In fact, the idea of stringent regulatory measures to address contractualization is welcomed not by organized labor but by the capitalists themselves through the Employers Confederation of the Philippines (ECOP), though they are supposedly the ones affected by the State’s adoption of exacting standards and departure from past leniency.
In contractualization, where lies the exploitation? It lies in how the workers are cheated in the sale of this special commodity and the only one they possess, labor-power. Political-economy teaches that labor-power may be different in so far as it creates surplus value, but it is similar to any other commodity under capitalism in all other respects.
In the sale of commodities in general, sellers can negotiate for a better price if they sell direct to the end-users. What happens in labor contracting is that instead of workers being able to sell their labor-power direct to the capitalist end-user, a middle man is introduced so that the workers are forced to sell cheap.

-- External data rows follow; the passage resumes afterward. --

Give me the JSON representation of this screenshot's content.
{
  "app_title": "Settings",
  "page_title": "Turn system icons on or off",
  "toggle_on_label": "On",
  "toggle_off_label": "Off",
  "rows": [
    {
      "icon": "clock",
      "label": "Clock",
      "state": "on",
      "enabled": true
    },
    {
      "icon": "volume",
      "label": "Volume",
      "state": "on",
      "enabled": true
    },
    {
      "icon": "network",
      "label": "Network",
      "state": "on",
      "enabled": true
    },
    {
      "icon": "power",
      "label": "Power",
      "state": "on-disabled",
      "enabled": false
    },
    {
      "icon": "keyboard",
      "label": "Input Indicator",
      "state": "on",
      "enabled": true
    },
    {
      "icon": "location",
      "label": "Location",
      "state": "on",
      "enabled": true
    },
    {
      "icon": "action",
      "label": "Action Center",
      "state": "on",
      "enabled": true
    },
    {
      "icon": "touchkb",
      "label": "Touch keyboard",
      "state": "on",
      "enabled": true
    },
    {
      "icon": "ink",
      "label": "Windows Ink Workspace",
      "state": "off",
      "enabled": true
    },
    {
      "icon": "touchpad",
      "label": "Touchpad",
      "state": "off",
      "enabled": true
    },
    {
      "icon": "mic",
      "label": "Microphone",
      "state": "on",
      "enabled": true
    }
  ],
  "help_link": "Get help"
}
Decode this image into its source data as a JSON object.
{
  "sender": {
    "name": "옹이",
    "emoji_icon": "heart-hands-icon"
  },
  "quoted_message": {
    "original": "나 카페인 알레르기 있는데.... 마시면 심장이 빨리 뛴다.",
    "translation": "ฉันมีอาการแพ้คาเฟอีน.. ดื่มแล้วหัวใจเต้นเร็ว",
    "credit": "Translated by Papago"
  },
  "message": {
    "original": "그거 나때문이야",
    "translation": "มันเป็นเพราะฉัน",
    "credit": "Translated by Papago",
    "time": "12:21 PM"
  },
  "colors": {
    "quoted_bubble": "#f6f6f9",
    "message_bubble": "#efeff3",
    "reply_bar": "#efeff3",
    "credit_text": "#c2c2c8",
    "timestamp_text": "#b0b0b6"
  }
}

In a word, the transaction is made artificially trilateral instead of bilateral. It is artificial because unlike in tangible commodities where physical restrictions of location and geography may give rise to middle men as intermediaries between sellers and end-users, in labor-power, as a rule, there are no such restrictions. The worker can himself go direct to the capitalist to apply for a job, or sell his labor-power.
In the long run, the trilateral arrangement in the sale of labor-power depresses the social average of the value of labor-power as purchased by the capitalist as a class.
It does not matter whether the middle man is merely an alter ego of the capitalist (primitive type) or an independent capitalist himself (modern type). As long as the trilateral arrangement is forced artificially upon the transaction, the exploitation subsists. The workers sell cheap, depressing the social average of the value of labor-power and, therefore, the capitalist buys cheap even if in the short run he had to spend extra by sharing with the middle man a portion of the surplus value created by the use of labor-power.
Therefore, anything short of abolishing the trilateral work arrangement in favor of direct or bilateral transaction between workers and the capitalist is nothing but continuing the same exploitation in a different form.
The solution to contractualization is to do away with middle men altogether, may they be called labor-only contractors or legitimate service providers. They are a superfluity serving no productive function except to add another layer to the sale of labor-power.
In fact, the law provides Secretary Bello the alternative of requiring the direct hiring of workers by the principal and prohibiting all forms of contractualization.
Under Article 106 of the Labor Code, the Labor Secretary may, by appropriate regulations, restrict or prohibit the contracting-out of labor to protect the rights of workers.
Two powers are conferred here. First is mere regulation and second is outright prohibition of the contracting-out of labor.
So far, all the past Secretaries up to Secretary Bello have gone the route of regulation. No one has ever prohibited contractualization.
Mere regulation, like the Duterte draft D.O., can never solve the problem because it presupposes or creates the problem first. “Regulating” the trilateral work arrangement means instituting it a priori and preserving it as an institution.
Decades of regulation have brought workers to economic misery, loss of bargaining power at the workplace and in-security of tenure. Not regulation but only the complete abolition of all forms of contractualization can improve the lives of millions of Filipino workers.
* Luke Espiritu is the President of the militant labor federation, SUPER.
** Philippine Association of Legitimate Service Contractors